*Exercise objective*: When the string "text" is part of a line in the data below, report the whole line.

(Records from a data collection)
+===+
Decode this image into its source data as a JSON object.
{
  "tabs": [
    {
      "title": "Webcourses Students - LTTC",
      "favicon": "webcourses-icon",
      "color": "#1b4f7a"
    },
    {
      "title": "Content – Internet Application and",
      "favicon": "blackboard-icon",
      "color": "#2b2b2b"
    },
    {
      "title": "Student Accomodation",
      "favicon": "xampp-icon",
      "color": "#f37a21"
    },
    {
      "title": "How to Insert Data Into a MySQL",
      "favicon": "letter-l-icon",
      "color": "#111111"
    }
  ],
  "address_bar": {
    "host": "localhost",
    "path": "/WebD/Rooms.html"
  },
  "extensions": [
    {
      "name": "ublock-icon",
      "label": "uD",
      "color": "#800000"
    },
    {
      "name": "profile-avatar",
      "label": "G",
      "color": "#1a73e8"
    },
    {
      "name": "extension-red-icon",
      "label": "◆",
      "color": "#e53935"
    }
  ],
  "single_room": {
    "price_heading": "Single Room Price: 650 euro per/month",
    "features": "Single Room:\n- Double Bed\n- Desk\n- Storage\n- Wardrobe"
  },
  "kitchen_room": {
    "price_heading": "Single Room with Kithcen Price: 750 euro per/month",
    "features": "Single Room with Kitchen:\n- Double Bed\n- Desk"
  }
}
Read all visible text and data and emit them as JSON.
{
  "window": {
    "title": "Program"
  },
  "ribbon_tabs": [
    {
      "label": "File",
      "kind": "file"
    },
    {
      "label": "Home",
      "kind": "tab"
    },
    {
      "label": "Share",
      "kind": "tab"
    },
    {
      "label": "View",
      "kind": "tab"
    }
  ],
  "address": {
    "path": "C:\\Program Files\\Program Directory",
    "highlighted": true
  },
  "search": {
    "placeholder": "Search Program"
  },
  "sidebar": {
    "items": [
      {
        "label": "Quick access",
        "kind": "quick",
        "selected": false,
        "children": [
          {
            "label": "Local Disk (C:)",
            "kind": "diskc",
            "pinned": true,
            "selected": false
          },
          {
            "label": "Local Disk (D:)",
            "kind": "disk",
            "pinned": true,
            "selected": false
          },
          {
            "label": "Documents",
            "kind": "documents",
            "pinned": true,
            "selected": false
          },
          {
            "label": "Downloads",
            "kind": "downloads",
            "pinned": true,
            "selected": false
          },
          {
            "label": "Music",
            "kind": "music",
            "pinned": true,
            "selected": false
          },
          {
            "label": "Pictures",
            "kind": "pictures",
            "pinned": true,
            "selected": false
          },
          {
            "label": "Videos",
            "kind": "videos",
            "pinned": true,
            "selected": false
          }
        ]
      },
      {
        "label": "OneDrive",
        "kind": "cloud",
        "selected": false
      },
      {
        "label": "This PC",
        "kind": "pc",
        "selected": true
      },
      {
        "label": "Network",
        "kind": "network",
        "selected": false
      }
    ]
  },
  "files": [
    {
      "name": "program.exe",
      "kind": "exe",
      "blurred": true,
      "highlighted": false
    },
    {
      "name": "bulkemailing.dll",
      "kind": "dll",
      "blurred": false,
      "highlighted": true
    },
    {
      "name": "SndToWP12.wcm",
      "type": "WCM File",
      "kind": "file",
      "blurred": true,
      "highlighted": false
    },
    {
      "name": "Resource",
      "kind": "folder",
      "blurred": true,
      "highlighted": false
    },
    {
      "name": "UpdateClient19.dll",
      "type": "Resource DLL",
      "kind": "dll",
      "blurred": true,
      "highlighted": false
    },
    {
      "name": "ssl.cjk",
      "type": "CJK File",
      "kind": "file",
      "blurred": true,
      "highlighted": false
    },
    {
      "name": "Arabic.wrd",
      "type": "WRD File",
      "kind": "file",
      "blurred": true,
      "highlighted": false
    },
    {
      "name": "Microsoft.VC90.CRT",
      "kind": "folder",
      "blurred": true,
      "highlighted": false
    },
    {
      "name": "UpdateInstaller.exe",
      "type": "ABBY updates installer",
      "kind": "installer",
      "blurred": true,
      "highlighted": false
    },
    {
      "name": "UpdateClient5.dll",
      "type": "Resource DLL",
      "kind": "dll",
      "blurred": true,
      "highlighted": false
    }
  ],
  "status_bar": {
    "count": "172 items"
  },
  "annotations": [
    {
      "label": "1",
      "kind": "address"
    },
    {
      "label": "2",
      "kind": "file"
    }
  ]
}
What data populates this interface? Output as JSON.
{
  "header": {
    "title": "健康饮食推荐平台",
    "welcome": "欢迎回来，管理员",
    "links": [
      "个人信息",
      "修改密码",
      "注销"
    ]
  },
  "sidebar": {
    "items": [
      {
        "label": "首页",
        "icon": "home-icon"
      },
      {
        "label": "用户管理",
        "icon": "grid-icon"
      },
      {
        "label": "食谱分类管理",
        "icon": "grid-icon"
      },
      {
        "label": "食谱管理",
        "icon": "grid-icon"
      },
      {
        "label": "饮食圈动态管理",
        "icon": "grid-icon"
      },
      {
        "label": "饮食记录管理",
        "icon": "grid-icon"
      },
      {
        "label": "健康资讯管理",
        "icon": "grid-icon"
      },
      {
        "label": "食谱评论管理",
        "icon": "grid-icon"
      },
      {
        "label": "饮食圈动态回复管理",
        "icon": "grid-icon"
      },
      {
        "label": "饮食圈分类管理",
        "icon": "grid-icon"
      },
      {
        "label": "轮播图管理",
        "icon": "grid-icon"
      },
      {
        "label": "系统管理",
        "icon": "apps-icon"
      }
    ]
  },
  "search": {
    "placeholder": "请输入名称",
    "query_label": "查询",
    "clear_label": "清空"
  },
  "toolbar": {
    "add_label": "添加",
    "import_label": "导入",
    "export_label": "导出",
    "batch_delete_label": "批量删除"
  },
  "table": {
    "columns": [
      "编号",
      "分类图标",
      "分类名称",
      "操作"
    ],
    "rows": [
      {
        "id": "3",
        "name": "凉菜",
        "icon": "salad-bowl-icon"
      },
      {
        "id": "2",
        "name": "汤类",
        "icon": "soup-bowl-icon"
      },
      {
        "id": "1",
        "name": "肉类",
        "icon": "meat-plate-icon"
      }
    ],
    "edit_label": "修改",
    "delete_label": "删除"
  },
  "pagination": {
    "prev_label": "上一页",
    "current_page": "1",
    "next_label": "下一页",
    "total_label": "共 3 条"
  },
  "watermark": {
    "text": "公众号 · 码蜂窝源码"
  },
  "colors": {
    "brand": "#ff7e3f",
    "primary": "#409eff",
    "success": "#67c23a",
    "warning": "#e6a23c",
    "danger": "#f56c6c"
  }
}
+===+
*Task result*:
Read all visible text and data and emit them as JSON.
    "text": "公众号 · 码蜂窝源码"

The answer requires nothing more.